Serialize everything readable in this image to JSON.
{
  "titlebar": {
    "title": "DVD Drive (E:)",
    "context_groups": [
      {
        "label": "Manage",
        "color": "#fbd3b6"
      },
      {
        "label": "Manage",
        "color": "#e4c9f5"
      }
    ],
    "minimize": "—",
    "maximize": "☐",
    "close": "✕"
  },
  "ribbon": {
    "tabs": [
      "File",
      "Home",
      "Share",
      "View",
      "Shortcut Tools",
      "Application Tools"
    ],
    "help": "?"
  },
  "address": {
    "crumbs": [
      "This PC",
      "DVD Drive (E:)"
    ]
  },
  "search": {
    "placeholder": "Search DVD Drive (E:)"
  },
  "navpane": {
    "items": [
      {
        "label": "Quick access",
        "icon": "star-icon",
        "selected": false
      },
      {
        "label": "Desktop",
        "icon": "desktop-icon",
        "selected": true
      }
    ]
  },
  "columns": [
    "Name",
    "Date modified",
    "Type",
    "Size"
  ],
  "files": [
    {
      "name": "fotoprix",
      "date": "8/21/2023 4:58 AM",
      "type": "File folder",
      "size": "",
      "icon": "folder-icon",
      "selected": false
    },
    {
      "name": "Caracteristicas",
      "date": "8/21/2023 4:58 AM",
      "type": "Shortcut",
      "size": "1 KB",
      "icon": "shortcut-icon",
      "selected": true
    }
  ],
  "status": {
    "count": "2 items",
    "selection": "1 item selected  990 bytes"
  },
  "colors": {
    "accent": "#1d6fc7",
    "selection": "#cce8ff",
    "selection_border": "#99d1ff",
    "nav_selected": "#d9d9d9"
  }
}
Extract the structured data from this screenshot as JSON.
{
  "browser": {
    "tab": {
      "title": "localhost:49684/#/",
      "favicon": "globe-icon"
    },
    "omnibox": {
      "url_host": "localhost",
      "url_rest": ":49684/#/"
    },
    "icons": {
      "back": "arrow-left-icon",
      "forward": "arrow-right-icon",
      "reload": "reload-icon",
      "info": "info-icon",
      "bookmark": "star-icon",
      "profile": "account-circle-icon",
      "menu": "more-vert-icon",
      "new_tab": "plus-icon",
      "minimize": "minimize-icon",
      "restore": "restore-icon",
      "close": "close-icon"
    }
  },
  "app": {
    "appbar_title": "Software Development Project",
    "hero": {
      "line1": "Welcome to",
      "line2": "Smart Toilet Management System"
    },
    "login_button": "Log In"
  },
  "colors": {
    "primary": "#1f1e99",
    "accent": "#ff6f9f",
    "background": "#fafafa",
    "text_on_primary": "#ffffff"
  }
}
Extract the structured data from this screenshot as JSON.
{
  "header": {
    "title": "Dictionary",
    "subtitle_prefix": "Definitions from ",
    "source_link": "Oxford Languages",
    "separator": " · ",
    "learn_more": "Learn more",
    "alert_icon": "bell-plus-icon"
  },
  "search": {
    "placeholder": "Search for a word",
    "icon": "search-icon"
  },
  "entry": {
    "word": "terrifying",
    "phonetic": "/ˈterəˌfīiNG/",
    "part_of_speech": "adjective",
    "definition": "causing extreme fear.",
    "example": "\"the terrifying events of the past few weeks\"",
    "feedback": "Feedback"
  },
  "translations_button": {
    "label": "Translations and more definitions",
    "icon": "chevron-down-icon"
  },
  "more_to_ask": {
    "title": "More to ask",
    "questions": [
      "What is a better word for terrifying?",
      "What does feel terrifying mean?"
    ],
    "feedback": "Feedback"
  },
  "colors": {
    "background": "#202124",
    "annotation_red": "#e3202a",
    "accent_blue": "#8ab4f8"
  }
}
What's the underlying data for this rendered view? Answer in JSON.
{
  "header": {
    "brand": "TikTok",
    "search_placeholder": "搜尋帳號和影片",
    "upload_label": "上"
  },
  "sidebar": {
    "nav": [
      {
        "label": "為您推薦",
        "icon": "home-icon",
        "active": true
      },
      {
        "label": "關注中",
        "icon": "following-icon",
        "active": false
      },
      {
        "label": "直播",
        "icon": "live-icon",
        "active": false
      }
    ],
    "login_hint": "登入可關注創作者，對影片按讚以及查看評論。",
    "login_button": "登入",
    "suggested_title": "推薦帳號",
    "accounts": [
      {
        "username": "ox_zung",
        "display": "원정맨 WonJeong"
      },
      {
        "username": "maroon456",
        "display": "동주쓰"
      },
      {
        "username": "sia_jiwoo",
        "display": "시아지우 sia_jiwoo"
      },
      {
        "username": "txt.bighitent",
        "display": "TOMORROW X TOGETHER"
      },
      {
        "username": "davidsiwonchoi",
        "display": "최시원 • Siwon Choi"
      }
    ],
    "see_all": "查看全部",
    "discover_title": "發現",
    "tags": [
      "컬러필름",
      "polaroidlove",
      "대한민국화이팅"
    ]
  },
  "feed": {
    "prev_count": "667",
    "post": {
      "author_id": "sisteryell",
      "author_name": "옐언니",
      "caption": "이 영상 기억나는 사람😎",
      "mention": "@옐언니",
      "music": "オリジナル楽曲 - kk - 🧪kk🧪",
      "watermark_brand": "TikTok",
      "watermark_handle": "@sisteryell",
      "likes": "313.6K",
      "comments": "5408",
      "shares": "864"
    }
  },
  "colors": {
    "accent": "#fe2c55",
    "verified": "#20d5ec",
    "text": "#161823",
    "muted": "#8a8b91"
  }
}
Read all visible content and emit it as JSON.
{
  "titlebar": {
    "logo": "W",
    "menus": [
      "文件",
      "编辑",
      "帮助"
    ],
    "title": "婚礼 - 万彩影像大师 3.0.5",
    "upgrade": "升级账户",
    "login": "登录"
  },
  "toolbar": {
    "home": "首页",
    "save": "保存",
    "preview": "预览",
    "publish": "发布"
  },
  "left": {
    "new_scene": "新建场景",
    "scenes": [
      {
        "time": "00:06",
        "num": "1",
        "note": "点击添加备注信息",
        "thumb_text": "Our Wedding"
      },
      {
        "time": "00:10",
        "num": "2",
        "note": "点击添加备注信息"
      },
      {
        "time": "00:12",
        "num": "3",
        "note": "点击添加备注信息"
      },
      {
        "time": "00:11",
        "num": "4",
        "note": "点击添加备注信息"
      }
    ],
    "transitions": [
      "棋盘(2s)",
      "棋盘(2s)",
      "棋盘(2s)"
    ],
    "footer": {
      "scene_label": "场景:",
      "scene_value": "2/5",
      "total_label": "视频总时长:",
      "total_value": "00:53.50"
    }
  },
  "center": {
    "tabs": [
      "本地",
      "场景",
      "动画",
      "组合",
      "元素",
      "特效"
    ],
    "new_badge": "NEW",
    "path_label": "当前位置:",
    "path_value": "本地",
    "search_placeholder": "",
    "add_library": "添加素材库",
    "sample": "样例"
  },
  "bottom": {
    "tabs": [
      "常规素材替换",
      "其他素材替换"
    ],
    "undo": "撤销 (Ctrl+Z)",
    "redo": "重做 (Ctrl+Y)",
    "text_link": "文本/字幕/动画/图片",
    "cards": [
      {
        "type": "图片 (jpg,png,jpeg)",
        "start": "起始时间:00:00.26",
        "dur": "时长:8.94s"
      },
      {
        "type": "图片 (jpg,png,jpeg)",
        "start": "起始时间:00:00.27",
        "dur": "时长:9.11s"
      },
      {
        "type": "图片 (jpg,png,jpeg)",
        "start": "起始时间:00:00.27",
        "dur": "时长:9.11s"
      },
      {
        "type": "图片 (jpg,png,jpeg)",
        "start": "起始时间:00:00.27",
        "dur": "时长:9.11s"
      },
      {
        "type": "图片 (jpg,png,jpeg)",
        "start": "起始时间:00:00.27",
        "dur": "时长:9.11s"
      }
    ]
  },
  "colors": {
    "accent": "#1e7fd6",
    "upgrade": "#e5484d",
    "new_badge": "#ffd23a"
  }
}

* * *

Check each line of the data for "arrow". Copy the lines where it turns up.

      "back": "arrow-left-icon",
      "forward": "arrow-right-icon",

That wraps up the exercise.